On July 5th, the Centers for Medicare & Medicaid Services (CMS) issued a final rule implementing provisions of the Affordable Care Act (ACA) including Medicaid and Children’s Health Insurance Program (CHIP) eligibility, benefits, and enrollment rules. While the final rule does not cover all of the topics in theproposed rule issued in February, it does focus on the changes that are most needed to implement the changes made by ACA starting in 2014. Additionally, it addresses key provisions deemed critical to former foster youth and children and youth currently in care.

The final rule clarifies that former foster children are already a population that is eligible to be determined presumptively eligible (the rule does not extend to current foster youth as they are already Medicaid eligible and don’t need to be determined presumptively eligible). The rule also clarifies that individuals under age 21 will continue to receive Early, Periodic, Screening, Diagnosis, and Treatment (EPSDT) services either through the Alternative Benefit Plan (ABP) or as additional coverage that supplements the ABP. The final rule makes clear that CMS does not have statutory authority to require states to provide EPSDT services beyond age 21, but acknowledges that states have the flexibility to design and offer voluntary enrollment in an ABP targeted to former foster care children that provides a more comprehensive array of health coverage than is provided through the regular state plan.

Despite recommendations that former foster youth be exempt from premiums and cost sharing, the final rule explains that while there are populations upon which states may not wish to impose cost sharing, there was no clear basis to support a federally-mandated exemption. The rule does state that agencies may not impose premiums or cost sharing on children receiving child welfare services under title IV-B as well as children in foster care and individuals receiving benefits under title IV-E, regardless of age.

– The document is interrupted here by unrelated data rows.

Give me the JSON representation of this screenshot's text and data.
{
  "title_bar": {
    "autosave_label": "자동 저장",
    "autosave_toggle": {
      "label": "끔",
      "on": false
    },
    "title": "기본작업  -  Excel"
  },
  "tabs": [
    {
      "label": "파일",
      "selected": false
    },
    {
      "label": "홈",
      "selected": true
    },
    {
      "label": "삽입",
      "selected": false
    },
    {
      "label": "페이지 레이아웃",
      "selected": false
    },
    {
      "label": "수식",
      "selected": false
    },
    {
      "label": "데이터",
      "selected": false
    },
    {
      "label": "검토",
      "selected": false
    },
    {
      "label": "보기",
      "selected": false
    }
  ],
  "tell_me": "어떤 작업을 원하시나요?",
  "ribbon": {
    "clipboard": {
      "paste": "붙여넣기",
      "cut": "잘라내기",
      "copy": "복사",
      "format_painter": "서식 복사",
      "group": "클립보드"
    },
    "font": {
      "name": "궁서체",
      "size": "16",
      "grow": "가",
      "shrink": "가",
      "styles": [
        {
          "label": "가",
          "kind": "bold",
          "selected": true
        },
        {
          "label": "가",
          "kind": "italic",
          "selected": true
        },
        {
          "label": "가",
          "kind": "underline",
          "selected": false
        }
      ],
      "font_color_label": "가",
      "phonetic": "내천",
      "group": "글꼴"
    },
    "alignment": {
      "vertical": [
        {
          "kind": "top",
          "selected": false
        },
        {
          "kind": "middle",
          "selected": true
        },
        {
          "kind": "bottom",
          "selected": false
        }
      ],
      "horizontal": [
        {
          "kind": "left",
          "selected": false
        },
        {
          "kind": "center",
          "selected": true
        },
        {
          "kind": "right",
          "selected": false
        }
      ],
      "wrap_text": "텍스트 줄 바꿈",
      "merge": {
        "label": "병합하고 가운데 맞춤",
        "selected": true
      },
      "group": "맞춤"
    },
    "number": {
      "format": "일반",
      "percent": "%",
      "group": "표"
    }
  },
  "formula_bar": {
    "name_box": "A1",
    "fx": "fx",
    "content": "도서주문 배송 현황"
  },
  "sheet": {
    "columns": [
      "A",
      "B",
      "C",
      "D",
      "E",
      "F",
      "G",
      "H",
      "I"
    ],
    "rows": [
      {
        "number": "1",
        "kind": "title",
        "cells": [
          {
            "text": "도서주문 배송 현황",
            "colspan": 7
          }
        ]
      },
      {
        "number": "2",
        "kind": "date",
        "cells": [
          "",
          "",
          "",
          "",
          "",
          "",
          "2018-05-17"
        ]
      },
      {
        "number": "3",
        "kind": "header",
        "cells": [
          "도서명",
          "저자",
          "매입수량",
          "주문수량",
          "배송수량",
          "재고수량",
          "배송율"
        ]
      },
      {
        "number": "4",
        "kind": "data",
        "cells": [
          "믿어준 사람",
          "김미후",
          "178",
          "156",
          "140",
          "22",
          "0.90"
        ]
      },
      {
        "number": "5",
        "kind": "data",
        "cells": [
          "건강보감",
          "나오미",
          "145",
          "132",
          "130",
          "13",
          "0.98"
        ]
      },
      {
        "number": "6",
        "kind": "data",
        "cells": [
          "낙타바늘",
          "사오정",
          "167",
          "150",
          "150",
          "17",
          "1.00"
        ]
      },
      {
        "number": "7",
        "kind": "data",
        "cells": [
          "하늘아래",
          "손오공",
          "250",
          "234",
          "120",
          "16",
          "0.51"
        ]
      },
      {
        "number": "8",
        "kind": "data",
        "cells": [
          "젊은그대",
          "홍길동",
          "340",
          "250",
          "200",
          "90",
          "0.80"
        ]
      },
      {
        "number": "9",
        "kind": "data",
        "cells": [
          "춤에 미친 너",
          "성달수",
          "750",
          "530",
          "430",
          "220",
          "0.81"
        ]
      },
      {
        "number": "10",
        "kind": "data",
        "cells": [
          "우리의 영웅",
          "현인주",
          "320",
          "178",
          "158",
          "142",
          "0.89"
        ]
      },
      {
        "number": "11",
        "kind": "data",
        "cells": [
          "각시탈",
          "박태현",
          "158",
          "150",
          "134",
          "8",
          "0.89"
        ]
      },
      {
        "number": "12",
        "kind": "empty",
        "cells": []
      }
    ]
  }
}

One key issue not addressed in this rule that remains of concern to child welfare advocates has to do with state of residency of former foster youth. The ACA requires that in order for an individual to be eligible under this category, the individual would have to have been in foster care under the responsibility of “the state” and be enrolled in Medicaid under “the state plan” or an 1115 demonstration. Under the proposed rule, CMS interprets the requirement as meaning that the individual was in foster care and enrolled in Medicaid in the same state in which coverage under this eligibility group is sought. CMS does propose giving states the option to cover individuals under this group who were in foster care and Medicaid in any state at the age of 18 or at the point of aging out. However the proposed rule does not require states to cover former foster youth who were in care and enrolled in Medicaid in any state at the time the individual reached age 18 (19, 20, or 21), as advocates had hoped.